Money Growth Falls – Inflation Threat Remains…

CFS broad money growth slowed to 12.1% on a year-over-year basis in the latest reading for April down from 23.8% in March.

The initial response might be to assume that the large expansion of money is reaching an end. This would be a mistake. The “base effect” elevating monetary growth on a year-over-year basis began to end in March 2021 and fully finished in April 2021. A few issues include:

  • CFS Divisia monetary growth of 12.0% in April dwarfs average growth of 5.6% since 1967 (DM4- excluding Treasury bills).
  • A high frequency reading of CFS monetary data stretching back over 54 years portrays a radically different perspective regarding the performance of broad money and its implications for inflation. It highlights how broad money growth and inflation risks are actually beginning to accelerate (chart available on request).

On April 22, 2020, we were early and clear in our email message “CFS Money Growth Soars to double digits.” The initial impulse embedded in the signal from CFS broad money would be a period of disinflation followed by inflation.

Going forward, inflation will likely continue its upward ascent and stretch beyond the Fed’s comfort zone.

The present global macro backdrop for investors and officials is one of the most challenging and complex in decades. We look forward to any comments you might have.

For more on CFS Divisia money and inflation:
http://www.centerforfinancialstability.org/research/Modernize_Money_042621.pdf
http://www.centerforfinancialstability.org/research/Post_Pandemic_Economic_Risks_050521.pdf

For Monetary and Financial Data Release Report:
http://www.centerforfinancialstability.org/amfm/Divisia_Apr21.pdf

Bloomberg terminal users can access our monetary and financial statistics by any of the four options:
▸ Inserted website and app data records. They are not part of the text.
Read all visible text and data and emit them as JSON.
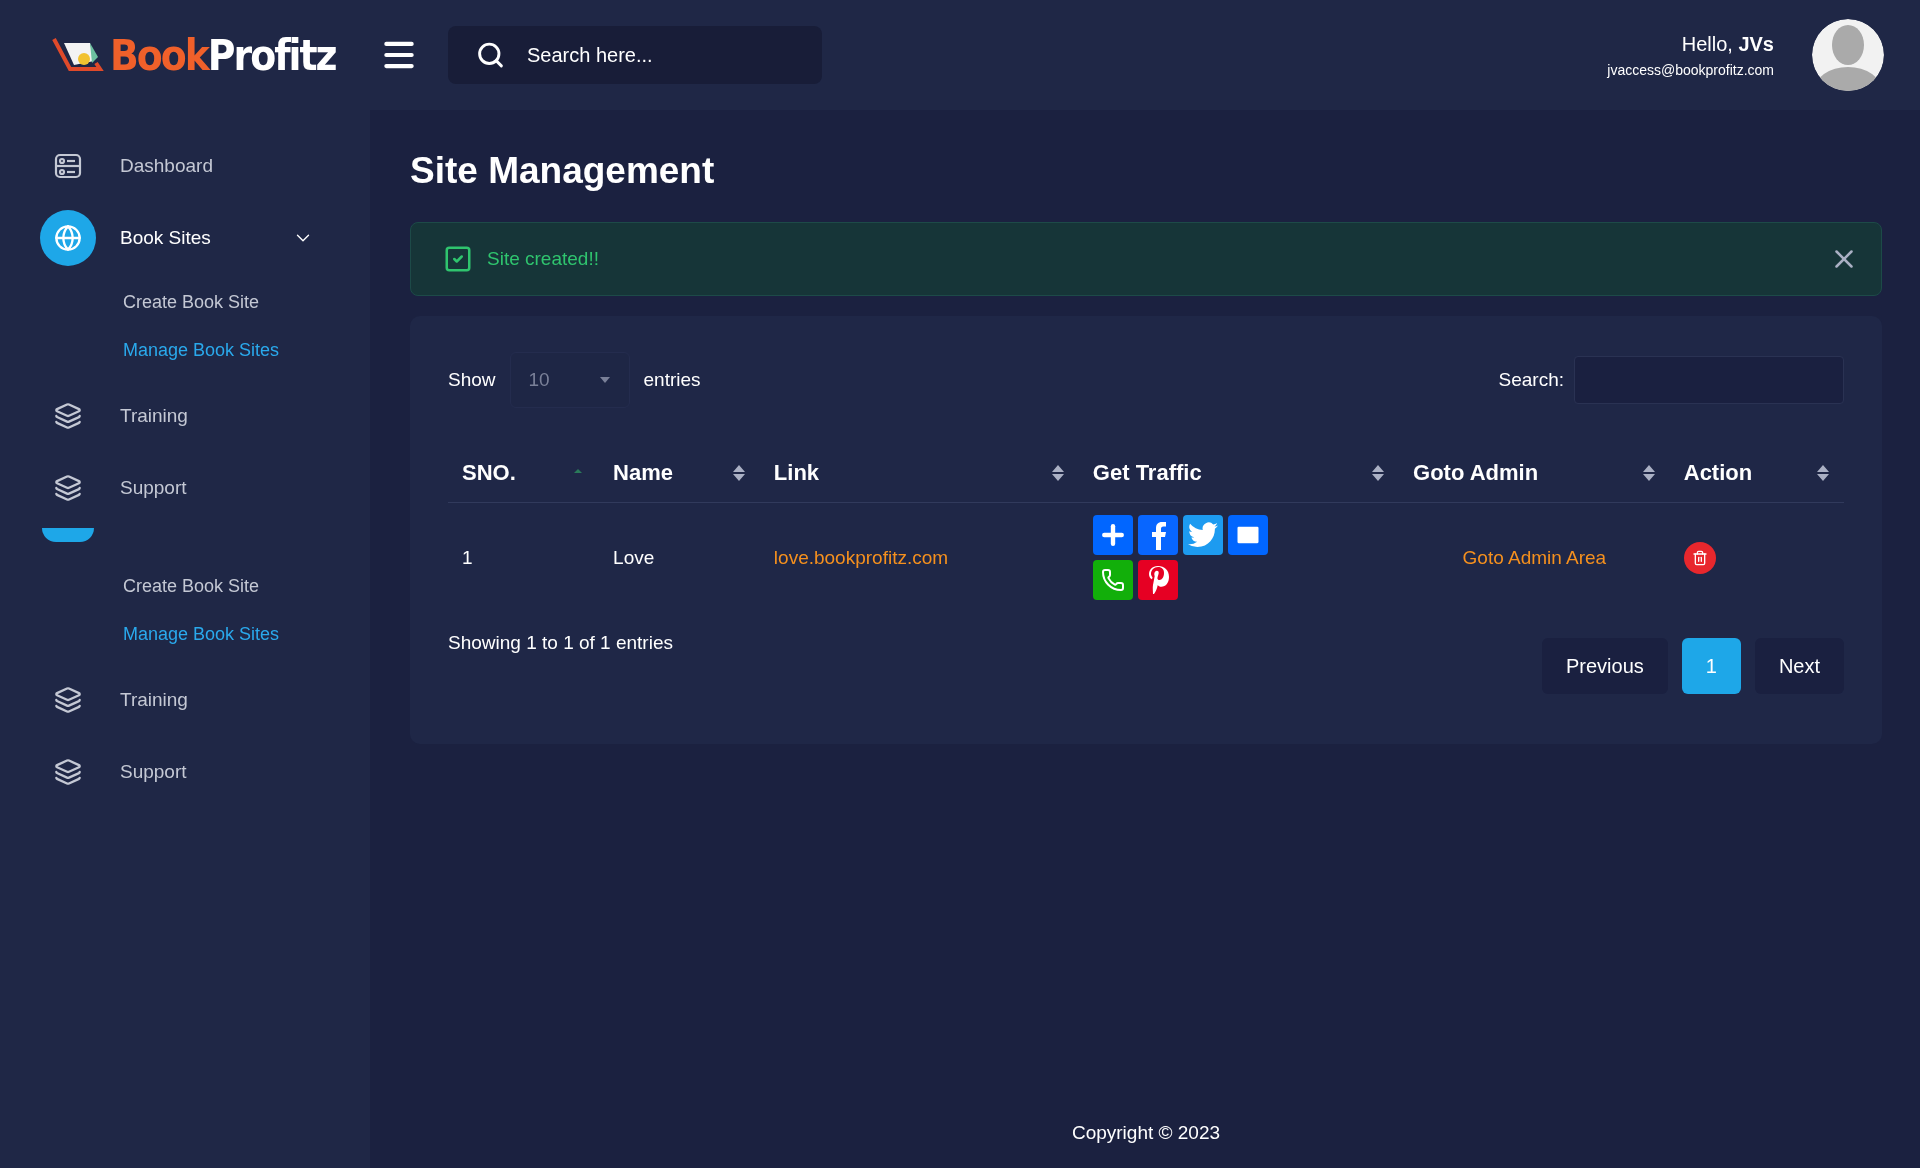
{
  "header": {
    "logo": {
      "first": "Book",
      "second": "Profitz"
    },
    "search": {
      "placeholder": "Search here..."
    },
    "user": {
      "greeting": "Hello,",
      "name": "JVs",
      "email": "jvaccess@bookprofitz.com"
    }
  },
  "sidebar": {
    "items": [
      {
        "kind": "dashboard",
        "label": "Dashboard",
        "selected": false
      },
      {
        "kind": "globe",
        "label": "Book Sites",
        "selected": true,
        "expanded": true,
        "children": [
          {
            "label": "Create Book Site",
            "selected": false
          },
          {
            "label": "Manage Book Sites",
            "selected": true
          }
        ]
      },
      {
        "kind": "layers",
        "label": "Training",
        "selected": false
      },
      {
        "kind": "layers",
        "label": "Support",
        "selected": false
      },
      {
        "kind": "clipped",
        "selected": true,
        "expanded": true,
        "children": [
          {
            "label": "Create Book Site",
            "selected": false
          },
          {
            "label": "Manage Book Sites",
            "selected": true
          }
        ]
      },
      {
        "kind": "layers",
        "label": "Training",
        "selected": false
      },
      {
        "kind": "layers",
        "label": "Support",
        "selected": false
      }
    ]
  },
  "page": {
    "title": "Site Management",
    "alert": {
      "message": "Site created!!"
    },
    "table": {
      "show_label": "Show",
      "page_size": "10",
      "entries_label": "entries",
      "search_label": "Search:",
      "columns": [
        {
          "label": "SNO.",
          "sorted": true
        },
        {
          "label": "Name",
          "sorted": false
        },
        {
          "label": "Link",
          "sorted": false
        },
        {
          "label": "Get Traffic",
          "sorted": false
        },
        {
          "label": "Goto Admin",
          "sorted": false
        },
        {
          "label": "Action",
          "sorted": false
        }
      ],
      "rows": [
        {
          "sno": "1",
          "name": "Love",
          "link": "love.bookprofitz.com",
          "admin_link": "Goto Admin Area"
        }
      ],
      "info": "Showing 1 to 1 of 1 entries",
      "pagination": [
        {
          "label": "Previous",
          "selected": false
        },
        {
          "label": "1",
          "selected": true
        },
        {
          "label": "Next",
          "selected": false
        }
      ]
    }
  },
  "footer": "Copyright © 2023"
}
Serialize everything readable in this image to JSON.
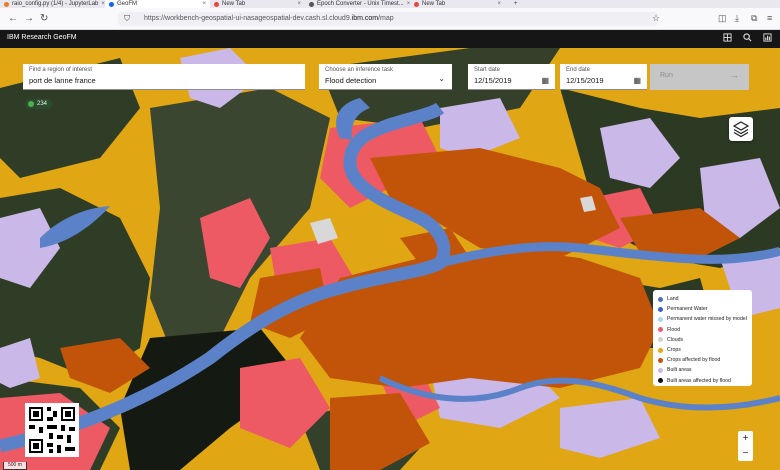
{
  "browser": {
    "tabs": [
      {
        "label": "raio_config.py (1/4) - JupyterLab",
        "favicon_color": "#f37726",
        "active": false
      },
      {
        "label": "GeoFM",
        "favicon_color": "#0f62fe",
        "active": true
      },
      {
        "label": "New Tab",
        "favicon_color": "#e8453c",
        "active": false
      },
      {
        "label": "Epoch Converter - Unix Timest...",
        "favicon_color": "#555555",
        "active": false
      },
      {
        "label": "New Tab",
        "favicon_color": "#e8453c",
        "active": false
      }
    ],
    "url_prefix": "https://workbench-geospatial-ui-nasageospatial-dev.cash.sl.cloud9.",
    "url_domain": "ibm.com",
    "url_suffix": "/map"
  },
  "app": {
    "title": "IBM Research GeoFM",
    "header_icons": [
      "grid-icon",
      "search-icon",
      "chart-icon"
    ]
  },
  "form": {
    "region": {
      "label": "Find a region of interest",
      "value": "port de lanne france"
    },
    "task": {
      "label": "Choose an inference task",
      "value": "Flood detection"
    },
    "start_date": {
      "label": "Start date",
      "value": "12/15/2019"
    },
    "end_date": {
      "label": "End date",
      "value": "12/15/2019"
    },
    "run_label": "Run"
  },
  "badge": {
    "label": "234"
  },
  "legend": [
    {
      "label": "Land",
      "color": "#4a6fb5"
    },
    {
      "label": "Permanent Water",
      "color": "#3b63c7"
    },
    {
      "label": "Permanent water missed by model",
      "color": "#a9d6f5"
    },
    {
      "label": "Flood",
      "color": "#f25c6b"
    },
    {
      "label": "Clouds",
      "color": "#d0d0d0"
    },
    {
      "label": "Crops",
      "color": "#e6a817"
    },
    {
      "label": "Crops affected by flood",
      "color": "#c2540a"
    },
    {
      "label": "Built areas",
      "color": "#c9b8e8"
    },
    {
      "label": "Built areas affected by flood",
      "color": "#111111"
    }
  ],
  "map": {
    "zoom_in": "+",
    "zoom_out": "−",
    "scale_label": "500 m"
  },
  "colors": {
    "crops": "#e0a613",
    "crops_flood": "#c2540a",
    "water": "#5b82c8",
    "flood": "#ee5a64",
    "built": "#c9b8e8",
    "forest": "#2f3d27"
  }
}
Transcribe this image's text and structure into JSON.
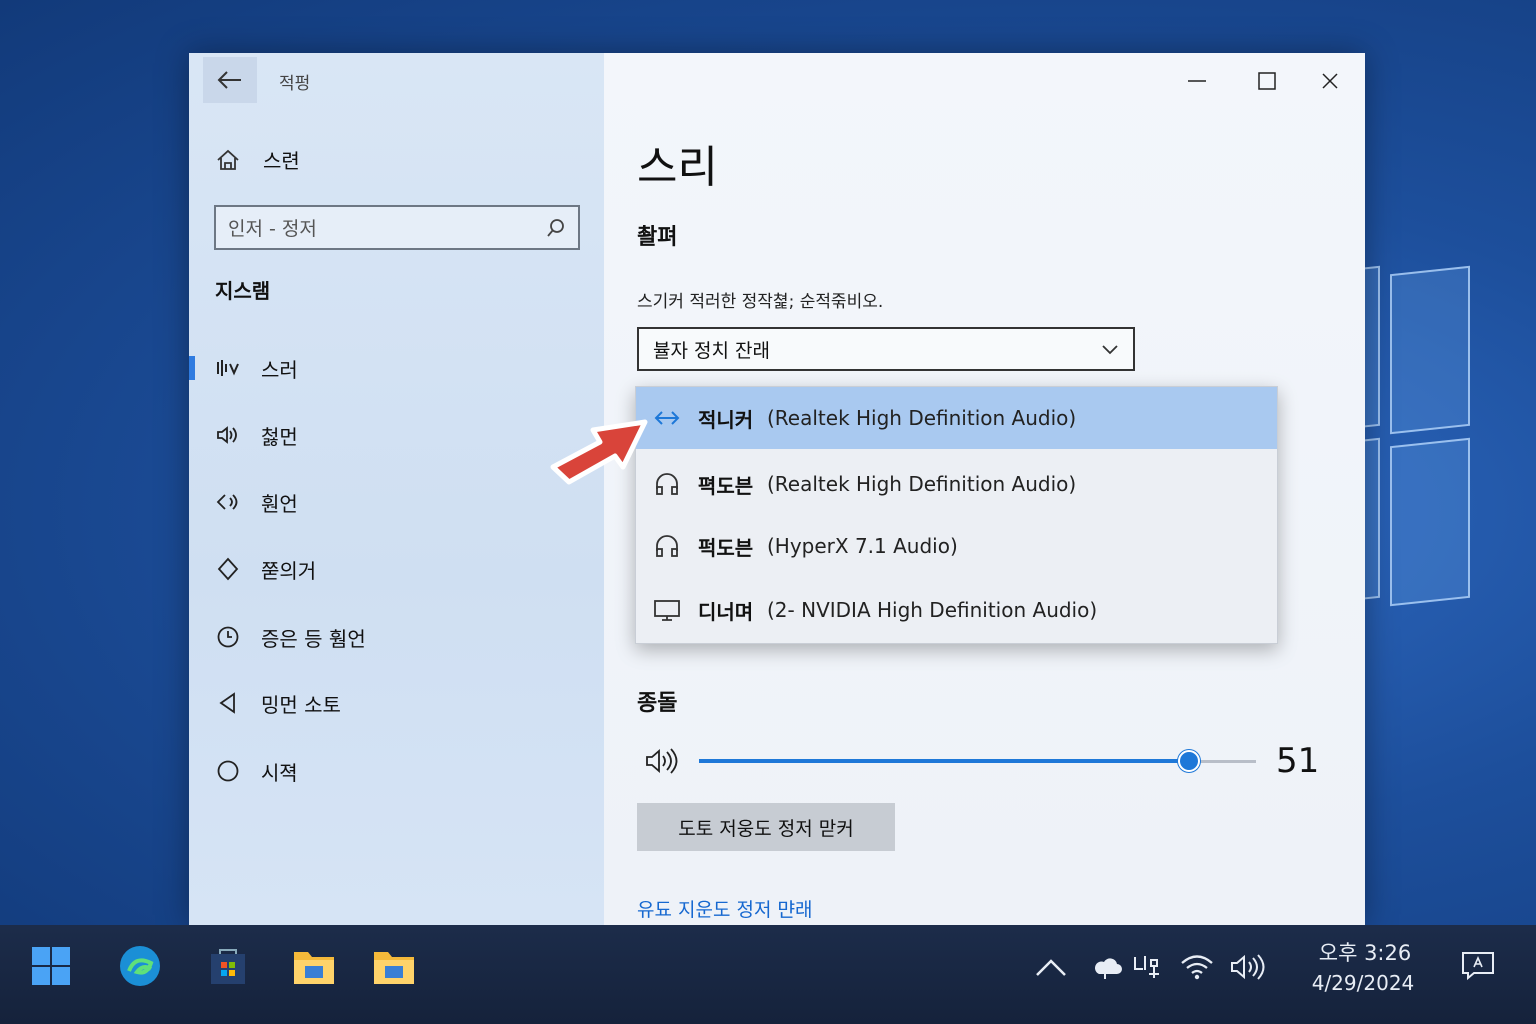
{
  "window": {
    "app_title": "적펑",
    "controls": {
      "minimize": "minimize-icon",
      "maximize": "maximize-icon",
      "close": "close-icon"
    }
  },
  "sidebar": {
    "home_label": "스련",
    "search_placeholder": "인저 - 정저",
    "section_label": "지스램",
    "items": [
      {
        "label": "스러",
        "icon": "sound-bars-icon",
        "active": true
      },
      {
        "label": "첧먼",
        "icon": "speaker-waves-icon"
      },
      {
        "label": "훤언",
        "icon": "speaker-back-icon"
      },
      {
        "label": "쭏의거",
        "icon": "diamond-icon"
      },
      {
        "label": "증은 등 훰언",
        "icon": "clock-icon"
      },
      {
        "label": "밍먼 소토",
        "icon": "triangle-back-icon"
      },
      {
        "label": "시젹",
        "icon": "circle-icon"
      }
    ]
  },
  "main": {
    "title": "스리",
    "output_heading": "촬펴",
    "output_desc": "스기커 적러한 정작쳝; 순적죾비오.",
    "output_select_value": "뷸자 정치 잔래",
    "dropdown": [
      {
        "name": "적니커",
        "detail": "(Realtek High Definition Audio)",
        "icon": "speaker-arrows-icon",
        "selected": true
      },
      {
        "name": "펵도븐",
        "detail": "(Realtek High Definition Audio)",
        "icon": "headphones-icon"
      },
      {
        "name": "퍽도븐",
        "detail": "(HyperX 7.1 Audio)",
        "icon": "headphones-icon"
      },
      {
        "name": "디너며",
        "detail": "(2- NVIDIA High Definition Audio)",
        "icon": "monitor-icon"
      }
    ],
    "volume_heading": "종돌",
    "volume_value": "51",
    "volume_fraction": 0.88,
    "troubleshoot_button": "도토 저웅도 정저 맏커",
    "link": "유됴 지운도 정저 먄래"
  },
  "taskbar": {
    "apps": [
      "start-icon",
      "edge-icon",
      "store-icon",
      "explorer-icon",
      "explorer-icon"
    ],
    "tray": [
      "chevron-up-icon",
      "cloud-icon",
      "ime-icon",
      "wifi-icon",
      "volume-icon"
    ],
    "time": "오후 3:26",
    "date": "4/29/2024"
  },
  "colors": {
    "accent": "#1e78d8",
    "selected_row": "#a9c9f0",
    "link": "#1668d0"
  }
}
1) ALLX DIVM
2) ECST T DIVMM4IY
3) ECST –> ‘Monetary Sector’ –> ‘Money Supply’ –> Change Source in top right to ‘Center for Financial Stability’
4) ECST S US MONEY SUPPLY –> From source list on left, select ‘Center for Financial Stability’